## Work to complete
For every line that contains the string "Monthly", pull that line out of the material below.
+++ Given data
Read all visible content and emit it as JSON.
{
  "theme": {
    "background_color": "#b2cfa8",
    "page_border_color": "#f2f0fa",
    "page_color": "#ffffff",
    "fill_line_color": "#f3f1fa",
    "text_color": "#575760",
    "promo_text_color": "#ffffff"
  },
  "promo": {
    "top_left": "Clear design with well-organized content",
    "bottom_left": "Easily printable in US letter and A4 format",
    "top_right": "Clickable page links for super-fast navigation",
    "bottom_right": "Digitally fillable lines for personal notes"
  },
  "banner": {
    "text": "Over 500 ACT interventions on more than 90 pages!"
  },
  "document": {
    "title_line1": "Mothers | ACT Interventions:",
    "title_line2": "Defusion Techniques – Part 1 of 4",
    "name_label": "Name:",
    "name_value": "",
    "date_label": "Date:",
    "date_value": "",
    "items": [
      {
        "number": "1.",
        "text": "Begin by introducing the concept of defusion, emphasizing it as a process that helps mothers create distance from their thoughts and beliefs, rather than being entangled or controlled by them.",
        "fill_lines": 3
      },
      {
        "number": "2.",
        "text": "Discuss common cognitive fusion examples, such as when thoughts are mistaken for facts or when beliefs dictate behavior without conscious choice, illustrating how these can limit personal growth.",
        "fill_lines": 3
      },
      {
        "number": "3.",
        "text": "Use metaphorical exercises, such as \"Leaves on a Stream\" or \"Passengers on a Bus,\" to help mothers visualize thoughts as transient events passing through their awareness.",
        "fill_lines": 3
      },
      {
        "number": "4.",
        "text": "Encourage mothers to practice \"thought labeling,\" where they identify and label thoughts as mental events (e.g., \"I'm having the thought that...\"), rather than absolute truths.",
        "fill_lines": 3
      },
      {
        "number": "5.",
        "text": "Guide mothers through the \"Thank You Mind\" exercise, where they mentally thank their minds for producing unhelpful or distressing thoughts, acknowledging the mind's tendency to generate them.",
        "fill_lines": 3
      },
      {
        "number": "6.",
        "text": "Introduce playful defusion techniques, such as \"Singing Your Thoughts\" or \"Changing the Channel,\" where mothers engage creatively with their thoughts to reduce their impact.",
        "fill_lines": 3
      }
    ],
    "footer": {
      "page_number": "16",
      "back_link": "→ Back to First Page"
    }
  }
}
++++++
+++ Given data
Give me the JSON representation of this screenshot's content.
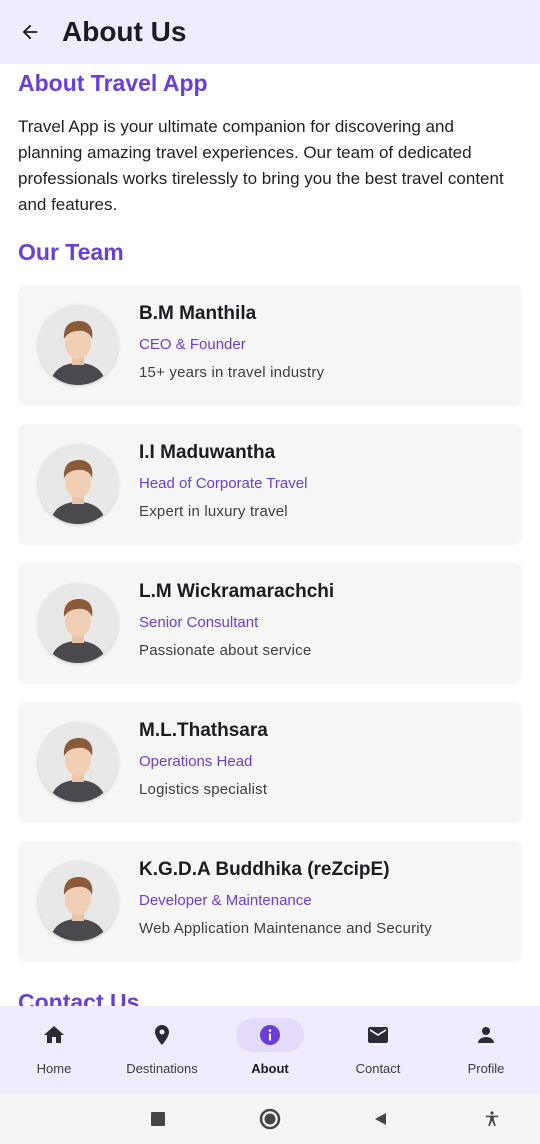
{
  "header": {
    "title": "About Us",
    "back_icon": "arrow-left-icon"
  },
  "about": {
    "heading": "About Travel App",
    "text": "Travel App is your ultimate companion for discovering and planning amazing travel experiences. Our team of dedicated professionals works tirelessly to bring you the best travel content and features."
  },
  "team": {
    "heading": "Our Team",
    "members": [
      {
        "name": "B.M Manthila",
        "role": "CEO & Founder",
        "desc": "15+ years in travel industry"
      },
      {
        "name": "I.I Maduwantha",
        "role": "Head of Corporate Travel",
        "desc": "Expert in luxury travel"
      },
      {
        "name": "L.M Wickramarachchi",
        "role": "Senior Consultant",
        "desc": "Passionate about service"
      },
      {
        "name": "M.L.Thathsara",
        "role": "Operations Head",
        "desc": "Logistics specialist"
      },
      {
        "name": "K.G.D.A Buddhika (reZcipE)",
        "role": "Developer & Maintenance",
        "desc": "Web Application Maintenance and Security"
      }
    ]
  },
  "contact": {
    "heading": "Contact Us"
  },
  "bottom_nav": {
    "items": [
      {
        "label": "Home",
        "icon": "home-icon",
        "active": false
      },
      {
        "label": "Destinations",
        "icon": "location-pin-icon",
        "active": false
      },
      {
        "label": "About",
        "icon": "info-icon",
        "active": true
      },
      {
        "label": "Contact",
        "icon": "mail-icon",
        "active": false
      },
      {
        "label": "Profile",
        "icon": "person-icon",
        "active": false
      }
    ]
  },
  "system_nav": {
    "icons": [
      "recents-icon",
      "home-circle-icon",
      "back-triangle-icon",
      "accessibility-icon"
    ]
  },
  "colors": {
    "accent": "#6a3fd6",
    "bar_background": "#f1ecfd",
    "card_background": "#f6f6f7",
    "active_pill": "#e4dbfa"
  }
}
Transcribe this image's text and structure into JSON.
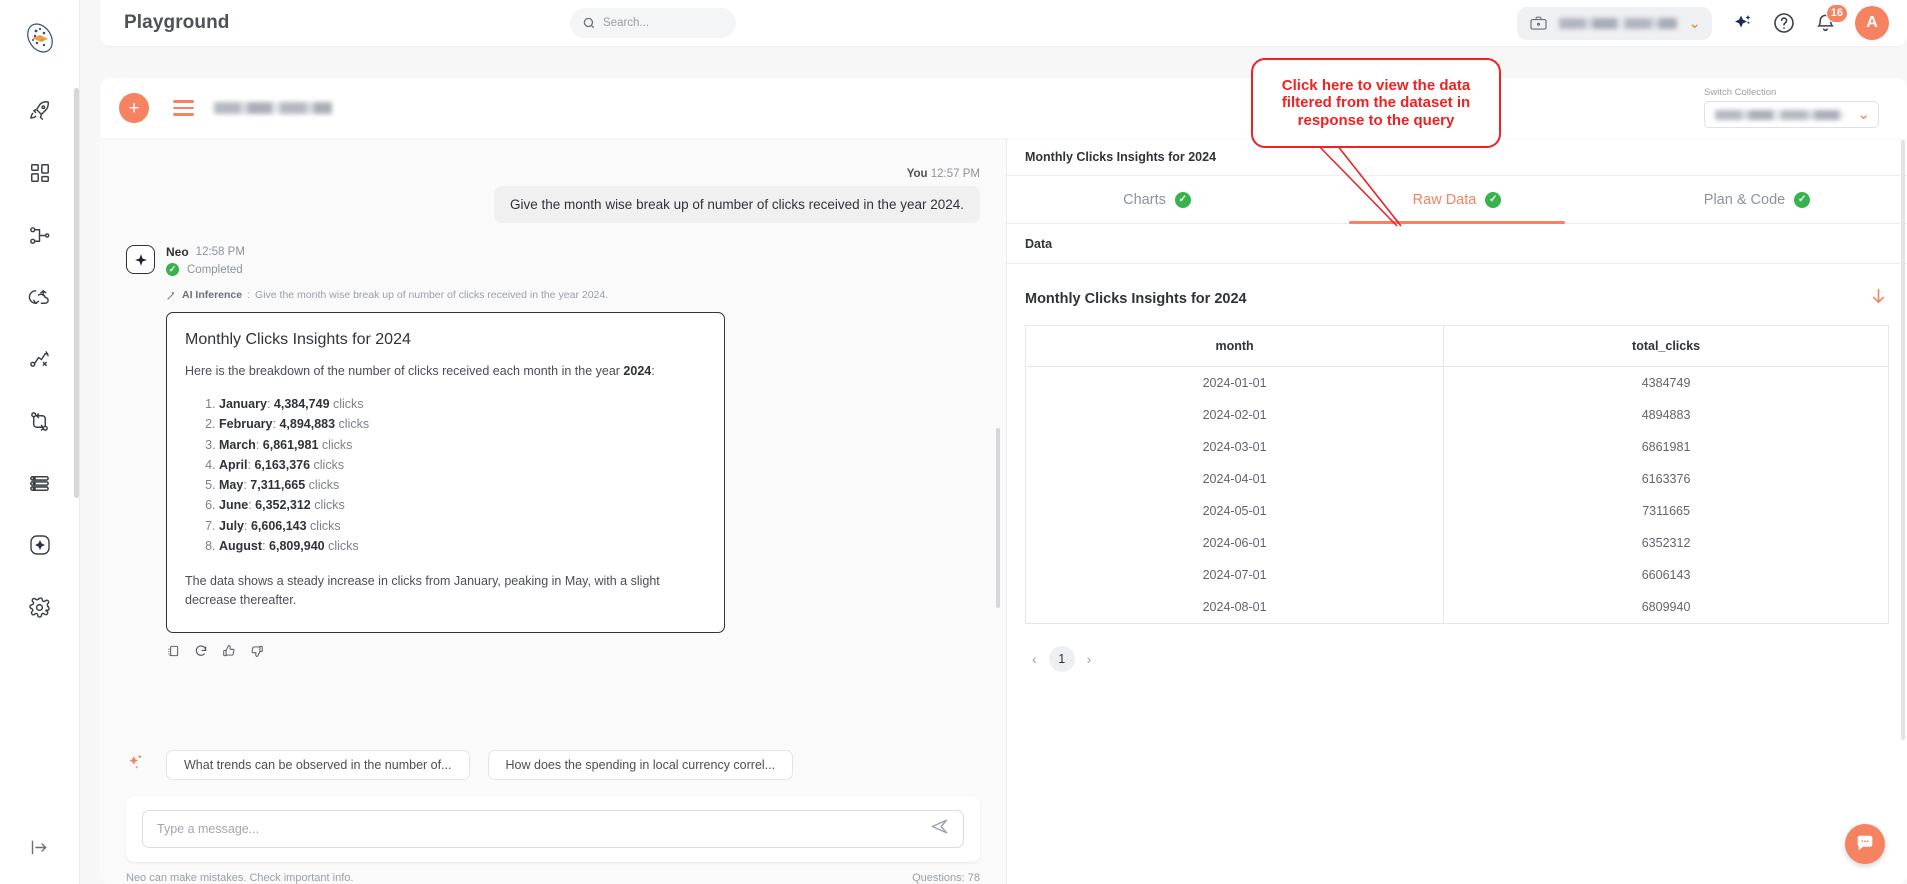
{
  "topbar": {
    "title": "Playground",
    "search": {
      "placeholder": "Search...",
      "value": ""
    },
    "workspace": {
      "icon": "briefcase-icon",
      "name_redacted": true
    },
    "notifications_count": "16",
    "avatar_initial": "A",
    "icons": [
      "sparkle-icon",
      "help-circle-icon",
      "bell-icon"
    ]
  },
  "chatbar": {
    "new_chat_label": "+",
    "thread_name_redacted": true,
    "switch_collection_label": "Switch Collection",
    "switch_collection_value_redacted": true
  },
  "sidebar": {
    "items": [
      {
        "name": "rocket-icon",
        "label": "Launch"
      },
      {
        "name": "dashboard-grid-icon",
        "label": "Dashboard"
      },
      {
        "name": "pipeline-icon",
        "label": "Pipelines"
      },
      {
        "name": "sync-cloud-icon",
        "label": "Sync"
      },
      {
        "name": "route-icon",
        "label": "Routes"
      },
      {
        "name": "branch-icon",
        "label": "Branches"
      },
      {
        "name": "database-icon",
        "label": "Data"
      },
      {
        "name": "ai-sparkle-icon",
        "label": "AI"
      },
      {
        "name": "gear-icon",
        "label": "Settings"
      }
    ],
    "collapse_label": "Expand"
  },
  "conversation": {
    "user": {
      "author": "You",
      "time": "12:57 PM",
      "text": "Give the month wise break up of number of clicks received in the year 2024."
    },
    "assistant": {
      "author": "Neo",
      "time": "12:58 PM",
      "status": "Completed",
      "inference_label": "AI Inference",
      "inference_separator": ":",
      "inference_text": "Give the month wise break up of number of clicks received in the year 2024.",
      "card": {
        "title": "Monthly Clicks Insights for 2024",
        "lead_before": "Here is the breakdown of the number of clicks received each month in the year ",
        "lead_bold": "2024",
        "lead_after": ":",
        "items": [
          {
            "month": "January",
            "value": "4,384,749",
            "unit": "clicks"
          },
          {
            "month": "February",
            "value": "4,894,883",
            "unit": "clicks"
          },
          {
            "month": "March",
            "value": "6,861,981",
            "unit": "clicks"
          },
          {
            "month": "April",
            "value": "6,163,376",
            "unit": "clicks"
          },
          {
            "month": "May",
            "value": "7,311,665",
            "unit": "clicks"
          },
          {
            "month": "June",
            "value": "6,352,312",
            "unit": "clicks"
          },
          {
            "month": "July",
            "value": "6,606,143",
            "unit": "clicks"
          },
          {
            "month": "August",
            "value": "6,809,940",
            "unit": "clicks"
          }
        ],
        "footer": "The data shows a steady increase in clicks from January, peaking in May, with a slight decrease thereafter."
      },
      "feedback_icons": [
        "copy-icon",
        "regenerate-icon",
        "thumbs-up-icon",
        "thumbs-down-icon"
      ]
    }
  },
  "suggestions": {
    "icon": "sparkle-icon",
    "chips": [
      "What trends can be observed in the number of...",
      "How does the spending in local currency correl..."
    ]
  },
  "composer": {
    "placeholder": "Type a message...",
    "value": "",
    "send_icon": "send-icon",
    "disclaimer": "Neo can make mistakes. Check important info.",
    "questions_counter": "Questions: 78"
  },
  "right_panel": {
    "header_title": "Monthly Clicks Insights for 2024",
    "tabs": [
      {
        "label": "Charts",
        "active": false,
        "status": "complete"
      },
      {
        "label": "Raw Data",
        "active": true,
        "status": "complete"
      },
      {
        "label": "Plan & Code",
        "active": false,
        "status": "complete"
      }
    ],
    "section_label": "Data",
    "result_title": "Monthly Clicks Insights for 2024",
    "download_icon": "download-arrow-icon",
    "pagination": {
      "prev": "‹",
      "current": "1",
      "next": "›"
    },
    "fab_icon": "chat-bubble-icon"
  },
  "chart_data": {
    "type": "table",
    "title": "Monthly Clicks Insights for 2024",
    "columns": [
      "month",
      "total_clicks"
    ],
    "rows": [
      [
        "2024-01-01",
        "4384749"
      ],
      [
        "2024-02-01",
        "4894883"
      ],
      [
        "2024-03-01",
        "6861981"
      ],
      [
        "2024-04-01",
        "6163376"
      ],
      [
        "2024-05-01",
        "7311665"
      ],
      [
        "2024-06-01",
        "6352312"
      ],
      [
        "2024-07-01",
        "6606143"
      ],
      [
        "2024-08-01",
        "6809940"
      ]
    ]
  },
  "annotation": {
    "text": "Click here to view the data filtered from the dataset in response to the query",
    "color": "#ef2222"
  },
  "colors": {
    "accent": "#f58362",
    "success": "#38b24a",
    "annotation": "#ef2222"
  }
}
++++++
## Exercise response
        "title": "Monthly Clicks Insights for 2024",
    "header_title": "Monthly Clicks Insights for 2024",
    "result_title": "Monthly Clicks Insights for 2024",
    "title": "Monthly Clicks Insights for 2024",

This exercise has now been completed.